ACTIVITY: All lines in the records that carry the string "status" are to be shown.

Entries from a dataset of interfaces:
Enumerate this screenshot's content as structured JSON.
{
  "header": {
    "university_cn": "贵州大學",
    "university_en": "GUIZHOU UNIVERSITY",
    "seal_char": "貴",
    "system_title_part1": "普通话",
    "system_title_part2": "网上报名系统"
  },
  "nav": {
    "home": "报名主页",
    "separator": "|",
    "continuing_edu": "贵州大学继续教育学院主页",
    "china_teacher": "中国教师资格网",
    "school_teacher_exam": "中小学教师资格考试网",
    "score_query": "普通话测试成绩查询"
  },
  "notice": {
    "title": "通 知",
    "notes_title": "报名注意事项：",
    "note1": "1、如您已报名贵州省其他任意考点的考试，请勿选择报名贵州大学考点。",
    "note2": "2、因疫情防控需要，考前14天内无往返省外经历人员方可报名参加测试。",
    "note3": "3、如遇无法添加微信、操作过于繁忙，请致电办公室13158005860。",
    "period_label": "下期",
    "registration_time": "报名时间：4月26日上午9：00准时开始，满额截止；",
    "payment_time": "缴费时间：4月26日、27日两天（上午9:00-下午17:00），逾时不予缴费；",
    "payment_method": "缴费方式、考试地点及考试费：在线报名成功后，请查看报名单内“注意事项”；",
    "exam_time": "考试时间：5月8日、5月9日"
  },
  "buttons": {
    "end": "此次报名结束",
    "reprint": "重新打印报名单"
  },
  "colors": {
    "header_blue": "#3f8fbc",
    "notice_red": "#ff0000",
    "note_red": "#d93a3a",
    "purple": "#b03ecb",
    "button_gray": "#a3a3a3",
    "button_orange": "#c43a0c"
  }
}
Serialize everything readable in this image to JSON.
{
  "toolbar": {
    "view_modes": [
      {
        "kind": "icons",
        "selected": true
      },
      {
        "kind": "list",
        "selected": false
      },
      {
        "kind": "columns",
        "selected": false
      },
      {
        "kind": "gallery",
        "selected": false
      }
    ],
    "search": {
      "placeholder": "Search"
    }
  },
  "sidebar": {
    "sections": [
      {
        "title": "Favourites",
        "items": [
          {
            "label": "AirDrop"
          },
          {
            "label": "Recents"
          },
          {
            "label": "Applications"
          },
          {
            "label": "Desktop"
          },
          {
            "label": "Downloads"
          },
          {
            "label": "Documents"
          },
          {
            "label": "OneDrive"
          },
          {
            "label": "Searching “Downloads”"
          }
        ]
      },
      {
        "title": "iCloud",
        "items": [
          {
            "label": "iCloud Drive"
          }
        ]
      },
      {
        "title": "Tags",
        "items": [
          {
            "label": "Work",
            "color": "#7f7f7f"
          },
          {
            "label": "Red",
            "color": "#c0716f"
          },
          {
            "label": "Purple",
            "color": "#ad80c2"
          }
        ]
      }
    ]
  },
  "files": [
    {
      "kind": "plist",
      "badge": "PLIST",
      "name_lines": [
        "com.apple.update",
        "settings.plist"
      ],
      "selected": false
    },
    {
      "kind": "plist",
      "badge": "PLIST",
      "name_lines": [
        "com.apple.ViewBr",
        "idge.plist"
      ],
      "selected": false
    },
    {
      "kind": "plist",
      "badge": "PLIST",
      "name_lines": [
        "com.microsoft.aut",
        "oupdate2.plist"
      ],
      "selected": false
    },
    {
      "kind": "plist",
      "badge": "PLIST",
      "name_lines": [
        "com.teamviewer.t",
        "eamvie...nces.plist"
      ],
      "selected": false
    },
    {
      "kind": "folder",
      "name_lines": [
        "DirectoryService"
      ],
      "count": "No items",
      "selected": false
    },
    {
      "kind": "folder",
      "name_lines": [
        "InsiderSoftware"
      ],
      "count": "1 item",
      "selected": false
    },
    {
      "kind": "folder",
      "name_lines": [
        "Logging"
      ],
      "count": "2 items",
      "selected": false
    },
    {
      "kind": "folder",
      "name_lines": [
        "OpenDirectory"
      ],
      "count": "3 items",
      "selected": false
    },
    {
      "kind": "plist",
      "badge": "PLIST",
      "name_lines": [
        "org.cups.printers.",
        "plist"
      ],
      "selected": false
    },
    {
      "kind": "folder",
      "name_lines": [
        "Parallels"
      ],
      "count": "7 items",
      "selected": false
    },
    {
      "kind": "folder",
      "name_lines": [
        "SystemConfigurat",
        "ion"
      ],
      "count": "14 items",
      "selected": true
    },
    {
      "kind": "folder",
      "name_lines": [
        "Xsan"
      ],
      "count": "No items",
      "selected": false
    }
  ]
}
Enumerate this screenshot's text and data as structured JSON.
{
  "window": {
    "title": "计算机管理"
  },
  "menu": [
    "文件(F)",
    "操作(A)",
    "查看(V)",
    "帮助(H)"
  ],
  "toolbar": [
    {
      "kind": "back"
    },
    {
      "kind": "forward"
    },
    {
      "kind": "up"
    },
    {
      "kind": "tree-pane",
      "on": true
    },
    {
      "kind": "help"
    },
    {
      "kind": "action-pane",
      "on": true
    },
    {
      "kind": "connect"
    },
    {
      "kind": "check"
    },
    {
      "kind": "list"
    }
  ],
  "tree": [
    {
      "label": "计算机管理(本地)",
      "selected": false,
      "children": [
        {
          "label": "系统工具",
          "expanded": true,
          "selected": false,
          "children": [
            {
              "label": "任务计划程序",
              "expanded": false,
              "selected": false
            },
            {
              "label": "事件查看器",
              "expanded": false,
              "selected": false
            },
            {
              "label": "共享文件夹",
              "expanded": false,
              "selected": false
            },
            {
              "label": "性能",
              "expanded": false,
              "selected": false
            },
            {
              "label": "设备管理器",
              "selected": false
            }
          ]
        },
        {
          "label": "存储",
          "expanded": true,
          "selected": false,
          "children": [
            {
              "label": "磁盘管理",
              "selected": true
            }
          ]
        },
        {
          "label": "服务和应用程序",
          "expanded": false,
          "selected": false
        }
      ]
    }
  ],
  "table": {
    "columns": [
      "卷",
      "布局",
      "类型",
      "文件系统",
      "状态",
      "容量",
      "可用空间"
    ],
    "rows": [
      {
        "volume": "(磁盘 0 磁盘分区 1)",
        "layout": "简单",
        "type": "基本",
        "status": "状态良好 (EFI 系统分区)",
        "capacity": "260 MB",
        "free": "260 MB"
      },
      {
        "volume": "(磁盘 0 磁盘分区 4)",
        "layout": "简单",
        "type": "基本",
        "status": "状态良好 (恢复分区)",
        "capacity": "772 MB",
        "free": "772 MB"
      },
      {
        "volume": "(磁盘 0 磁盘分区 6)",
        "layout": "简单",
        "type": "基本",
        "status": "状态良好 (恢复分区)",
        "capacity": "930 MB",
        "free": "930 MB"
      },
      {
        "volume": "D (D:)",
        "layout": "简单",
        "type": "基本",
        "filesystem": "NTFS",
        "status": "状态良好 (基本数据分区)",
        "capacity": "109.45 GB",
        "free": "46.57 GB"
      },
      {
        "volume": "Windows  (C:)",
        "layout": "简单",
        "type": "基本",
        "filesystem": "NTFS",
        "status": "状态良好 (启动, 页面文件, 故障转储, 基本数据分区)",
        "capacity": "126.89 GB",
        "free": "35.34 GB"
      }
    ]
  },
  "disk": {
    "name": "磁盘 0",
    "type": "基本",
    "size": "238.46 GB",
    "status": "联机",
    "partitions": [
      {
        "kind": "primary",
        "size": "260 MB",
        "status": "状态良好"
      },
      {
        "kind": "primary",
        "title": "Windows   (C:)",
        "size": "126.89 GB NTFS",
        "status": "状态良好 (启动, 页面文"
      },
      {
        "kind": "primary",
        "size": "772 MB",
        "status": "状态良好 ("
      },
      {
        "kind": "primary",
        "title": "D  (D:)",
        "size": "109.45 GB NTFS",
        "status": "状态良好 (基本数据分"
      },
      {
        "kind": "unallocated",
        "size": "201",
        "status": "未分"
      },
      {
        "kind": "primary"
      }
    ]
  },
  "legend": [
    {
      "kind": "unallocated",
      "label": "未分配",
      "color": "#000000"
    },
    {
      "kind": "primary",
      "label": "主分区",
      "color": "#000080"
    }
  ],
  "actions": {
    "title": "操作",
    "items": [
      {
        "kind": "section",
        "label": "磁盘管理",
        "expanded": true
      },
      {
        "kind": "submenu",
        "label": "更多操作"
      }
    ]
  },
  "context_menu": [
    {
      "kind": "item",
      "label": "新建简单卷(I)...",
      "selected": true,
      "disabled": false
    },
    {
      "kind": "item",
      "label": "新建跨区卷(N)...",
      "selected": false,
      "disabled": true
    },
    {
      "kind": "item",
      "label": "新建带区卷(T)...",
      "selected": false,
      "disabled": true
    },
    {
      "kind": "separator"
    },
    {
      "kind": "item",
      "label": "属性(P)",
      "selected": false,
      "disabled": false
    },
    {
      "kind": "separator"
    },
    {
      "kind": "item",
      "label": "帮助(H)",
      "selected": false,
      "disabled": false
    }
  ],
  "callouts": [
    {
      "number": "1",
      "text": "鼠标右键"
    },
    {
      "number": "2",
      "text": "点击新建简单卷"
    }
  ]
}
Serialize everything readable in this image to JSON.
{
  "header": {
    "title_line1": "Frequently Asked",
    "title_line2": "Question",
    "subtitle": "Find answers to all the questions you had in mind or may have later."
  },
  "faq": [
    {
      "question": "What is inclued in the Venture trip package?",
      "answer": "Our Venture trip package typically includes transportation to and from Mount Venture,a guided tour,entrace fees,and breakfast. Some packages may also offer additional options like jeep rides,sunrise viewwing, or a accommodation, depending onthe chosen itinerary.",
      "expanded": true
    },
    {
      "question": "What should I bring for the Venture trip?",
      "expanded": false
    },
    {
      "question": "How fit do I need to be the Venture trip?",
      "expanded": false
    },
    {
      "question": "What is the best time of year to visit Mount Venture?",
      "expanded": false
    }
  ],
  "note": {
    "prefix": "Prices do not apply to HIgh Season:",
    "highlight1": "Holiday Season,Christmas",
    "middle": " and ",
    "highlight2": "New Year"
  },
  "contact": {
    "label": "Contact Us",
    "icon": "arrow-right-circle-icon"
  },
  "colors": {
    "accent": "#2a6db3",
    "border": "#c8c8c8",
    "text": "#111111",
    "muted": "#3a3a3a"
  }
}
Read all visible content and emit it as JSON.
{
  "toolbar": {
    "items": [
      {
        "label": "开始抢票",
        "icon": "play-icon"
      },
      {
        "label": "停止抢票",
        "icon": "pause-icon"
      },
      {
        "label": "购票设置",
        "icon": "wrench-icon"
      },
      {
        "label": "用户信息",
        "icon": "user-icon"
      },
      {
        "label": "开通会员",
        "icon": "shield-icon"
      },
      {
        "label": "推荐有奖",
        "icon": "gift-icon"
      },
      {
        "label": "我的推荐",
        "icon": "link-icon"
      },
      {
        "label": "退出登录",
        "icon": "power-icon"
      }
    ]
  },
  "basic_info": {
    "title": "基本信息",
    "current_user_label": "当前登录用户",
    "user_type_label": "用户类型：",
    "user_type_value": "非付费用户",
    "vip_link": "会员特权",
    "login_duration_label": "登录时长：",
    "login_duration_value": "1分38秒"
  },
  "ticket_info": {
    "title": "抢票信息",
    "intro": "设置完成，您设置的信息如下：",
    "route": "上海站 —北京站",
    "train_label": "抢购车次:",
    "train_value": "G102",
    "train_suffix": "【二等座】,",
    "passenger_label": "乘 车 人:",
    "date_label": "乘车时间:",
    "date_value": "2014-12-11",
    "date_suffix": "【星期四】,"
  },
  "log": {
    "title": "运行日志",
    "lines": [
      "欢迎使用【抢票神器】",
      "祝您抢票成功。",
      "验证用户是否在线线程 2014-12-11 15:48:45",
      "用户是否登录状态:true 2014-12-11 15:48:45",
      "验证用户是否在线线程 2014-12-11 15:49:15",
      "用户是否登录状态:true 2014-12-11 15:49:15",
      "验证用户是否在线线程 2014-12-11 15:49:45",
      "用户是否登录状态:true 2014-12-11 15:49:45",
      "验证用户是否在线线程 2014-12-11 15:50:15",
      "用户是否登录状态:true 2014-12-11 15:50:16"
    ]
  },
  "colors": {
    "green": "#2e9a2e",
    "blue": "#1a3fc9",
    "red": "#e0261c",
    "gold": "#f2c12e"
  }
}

SOLUTION TO THIS TASK:
        "status": "状态良好 (EFI 系统分区)",
        "status": "状态良好 (恢复分区)",
        "status": "状态良好 (恢复分区)",
        "status": "状态良好 (基本数据分区)",
        "status": "状态良好 (启动, 页面文件, 故障转储, 基本数据分区)",
    "status": "联机",
        "status": "状态良好"
        "status": "状态良好 (启动, 页面文"
        "status": "状态良好 ("
        "status": "状态良好 (基本数据分"
        "status": "未分"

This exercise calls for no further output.